Review board Orders Release of TLP chief

Review board Orders Release of TLP chief

A provincial review board on Thursday ordered the release of Saad Hussain Rizvi, leader of the proscribed Tehreek-e-Labbaik Pakistan (TLP), if he was not required in any other case.

The review board of the Lahore High Court issued its detailed order in a case related to the detention of Saad.

Saad is the son of the firebrand cleric and previous head of the TLP, Khadim Hussain Rizvi, who died in November last year.

He was arrested after TLP’s central council warned the government that if it did not expel the French ambassador from the country, they would march towards Islamabad.

The banned outfit called off its violent protests after the federal government tabled a resolution in parliament to debate the French ambassador’s expulsion.

Saad’s detention order is set to expire on July 10. Under the law, the home department seeks further extension in detention when a period of three months expires.

In its detailed order, the three-member review board headed by Justice Malik Shehzad noted that the government counsel had argued that Saad was detained on the basis of district intelligence reports to prevent a law and order situation.

“The law officer or representatives of the government who appeared before the board didn’t produce any evidence that detenu [Saad Rizvi] was in contact with any person in the outside world during his detention,” the order read. The board also noted that the government had presented one side of its claim regarding law and order which showed its “malice”.

“We have noted the Government of Punjab has concealed material facts in its reference because the number of police officers martyred or injured during the incident in question [has] been mentioned in it, but the number of TLP activists or a number of persons from the public who died during the relevant period [has] not been mentioned in the reference.”

It order further read that political parties i.e. the PPP, PML-N and PTI had also held protest demonstrations in the past, but none of them were banned nor were their leaders detained.

The board quoted the government as complaining that Saad had sought the expulsion of the French ambassador from Pakistan, however, it said various parliamentarians did not face any proceedings for making similar demands.

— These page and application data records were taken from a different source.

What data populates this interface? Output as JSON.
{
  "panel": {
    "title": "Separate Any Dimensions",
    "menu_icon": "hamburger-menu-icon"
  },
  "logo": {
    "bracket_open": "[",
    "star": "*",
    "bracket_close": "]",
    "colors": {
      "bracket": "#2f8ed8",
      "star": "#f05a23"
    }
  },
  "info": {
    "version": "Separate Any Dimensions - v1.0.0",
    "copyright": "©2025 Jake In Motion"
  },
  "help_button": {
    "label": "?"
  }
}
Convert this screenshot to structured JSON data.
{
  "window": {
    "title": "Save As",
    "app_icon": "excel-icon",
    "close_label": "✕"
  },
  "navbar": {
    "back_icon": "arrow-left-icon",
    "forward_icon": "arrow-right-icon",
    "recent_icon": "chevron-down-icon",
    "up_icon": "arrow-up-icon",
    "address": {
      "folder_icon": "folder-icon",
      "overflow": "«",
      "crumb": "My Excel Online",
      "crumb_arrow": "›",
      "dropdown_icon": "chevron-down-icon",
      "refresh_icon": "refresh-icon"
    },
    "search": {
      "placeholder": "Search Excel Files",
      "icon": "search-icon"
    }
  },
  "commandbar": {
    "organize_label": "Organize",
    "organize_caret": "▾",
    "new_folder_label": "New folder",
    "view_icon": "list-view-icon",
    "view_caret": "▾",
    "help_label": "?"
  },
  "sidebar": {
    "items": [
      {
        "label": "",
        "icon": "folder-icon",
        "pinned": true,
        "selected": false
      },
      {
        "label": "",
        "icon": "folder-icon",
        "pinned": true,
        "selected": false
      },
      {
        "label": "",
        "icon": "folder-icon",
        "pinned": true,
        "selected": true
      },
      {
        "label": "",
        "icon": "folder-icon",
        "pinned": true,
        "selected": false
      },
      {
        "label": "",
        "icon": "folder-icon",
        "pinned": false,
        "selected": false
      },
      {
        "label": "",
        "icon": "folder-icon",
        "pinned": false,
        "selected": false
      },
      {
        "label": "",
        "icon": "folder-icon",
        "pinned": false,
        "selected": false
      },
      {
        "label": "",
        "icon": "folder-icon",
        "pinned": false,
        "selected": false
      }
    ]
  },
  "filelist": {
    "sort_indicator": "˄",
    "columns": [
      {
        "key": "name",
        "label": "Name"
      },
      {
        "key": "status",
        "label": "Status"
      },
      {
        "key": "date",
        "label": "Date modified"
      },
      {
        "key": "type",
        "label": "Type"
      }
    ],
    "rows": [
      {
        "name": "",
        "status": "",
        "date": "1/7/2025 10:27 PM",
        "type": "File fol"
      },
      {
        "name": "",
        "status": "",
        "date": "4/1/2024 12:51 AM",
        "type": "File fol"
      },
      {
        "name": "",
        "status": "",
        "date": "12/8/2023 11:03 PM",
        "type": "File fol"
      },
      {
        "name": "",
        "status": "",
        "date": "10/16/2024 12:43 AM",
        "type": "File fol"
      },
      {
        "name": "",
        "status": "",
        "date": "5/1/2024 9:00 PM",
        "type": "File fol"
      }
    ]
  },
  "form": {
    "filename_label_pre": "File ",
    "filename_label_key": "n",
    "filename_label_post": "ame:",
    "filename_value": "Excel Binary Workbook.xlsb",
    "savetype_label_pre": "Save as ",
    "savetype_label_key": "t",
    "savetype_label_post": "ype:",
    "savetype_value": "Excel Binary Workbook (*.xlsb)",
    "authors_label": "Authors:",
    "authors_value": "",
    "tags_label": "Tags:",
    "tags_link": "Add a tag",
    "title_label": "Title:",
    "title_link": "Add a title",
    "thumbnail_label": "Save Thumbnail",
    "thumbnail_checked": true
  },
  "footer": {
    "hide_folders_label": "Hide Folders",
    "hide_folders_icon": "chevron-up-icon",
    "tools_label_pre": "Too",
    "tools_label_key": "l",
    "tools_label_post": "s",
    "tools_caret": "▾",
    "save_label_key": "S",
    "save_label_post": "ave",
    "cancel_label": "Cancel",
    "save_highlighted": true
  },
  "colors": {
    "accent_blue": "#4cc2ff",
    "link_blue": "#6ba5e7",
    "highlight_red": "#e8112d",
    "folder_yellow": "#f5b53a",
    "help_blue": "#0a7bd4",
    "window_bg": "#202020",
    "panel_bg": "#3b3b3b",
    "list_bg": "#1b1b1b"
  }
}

It said the failure of police to not incorporate Saad’s arrest in the cases filed against the TLP leader reflected their “dishonesty”.

It added that the government only wanted an extension in Saad’s detention on the basis of “fears”, while no supporting evidence was furnished to support this claim.

In earlier proceedings when Saad was produced before the board, his counsel Burhan Moazzam Malik opposed all the points upon which the government had sought further extension in his detention. He argued they are at a loss to understand why Saad had been illegally detained when he had not committed any offence. He asked the board to turn down the government’s plea to extend the detention.

The board placed several queries before the law officer but the representative of the provincial government could not satisfy the review board.

However, the authorities took Saad back to jail after the proceedings.